Imprint:ECW Press - Toronto
Dimensions:9in x 6 in
Page Count:400 pages
Illustrations:36 36 photographs, black and white , 3 3 illustrations, black and white
An extraordinary account of survival in Syria’s most notorious military prisons that is written with “brutal clarity — and yet, there is a poetic quality to the telling.” — Frances Itani, award-winning author of Deafening and Remembering the Bones
Jamal Saeed arrived as a refugee in Canada in 2016. In his native Syria, as a young man, his writing pushed both social and political norms. For this reason, as well as his opposition to the regimes of the al-Assads, he was imprisoned on three occasions for a total of 12 years. In each instance, he was held without formal charge and without judicial process.
My Road from Damascus not only tells the story of Saeed’s severe years in Syria’s most notorious military prisons but also his life during the country’s dramatic changes. Saeed chronicles modern Syria from the 1950s right up to his escape to Canada in 2016, recounting its descent from a country of potential to a pawn of cynical and corrupt powers. He paints a picture of village life, his youthful love affairs, his rebellion as a young Marxist, and his evolution into a free thinker, living in hiding as a teenager for 30 months while being hunted by the secret police. He recalls his brutal prison years, his final release, and his family’s harrowing escape to Canada.
While many prison memoirs focus on the cruelty of incarceration, My Road from Damascus offers a tapestry of Saeed’s whole life. It looks squarely at brutality but also at beauty and poetry, hope and love.
Sales and Market Bullets
Jamal Saeed spent 12 years as a prisoner of conscience in Syria before being invited to Canada in 2016. He continues to raise awareness about Syria’s ongoing civil war and humanitarian crisis through his work as an activist, editor, visual artist, and author.
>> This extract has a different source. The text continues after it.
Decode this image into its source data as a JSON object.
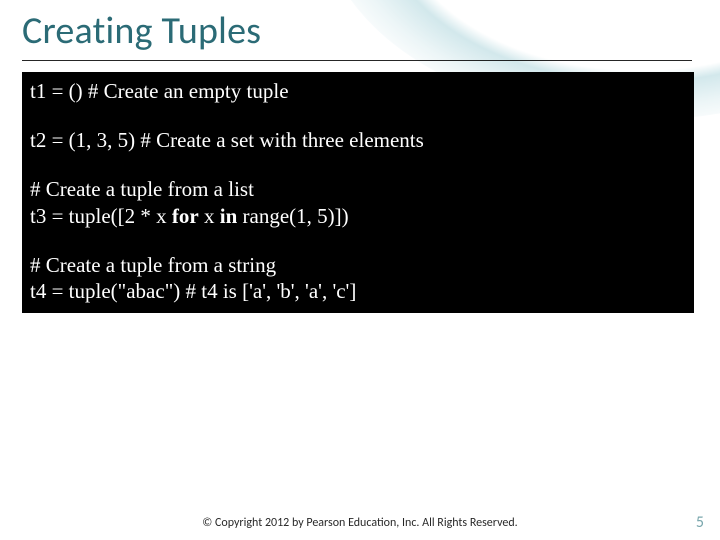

He lives in Kingston, ON.
“Jamal writes with brutal clarity — and yet, there is a poetic quality to the telling. He manages to hold in balance the idyllic memories of growing up in a land he loves, alongside his experiences inside Syrian prisons, where he peels back the dark walls and allows us to witness and pay heed to the unthinkable.” — Frances Itani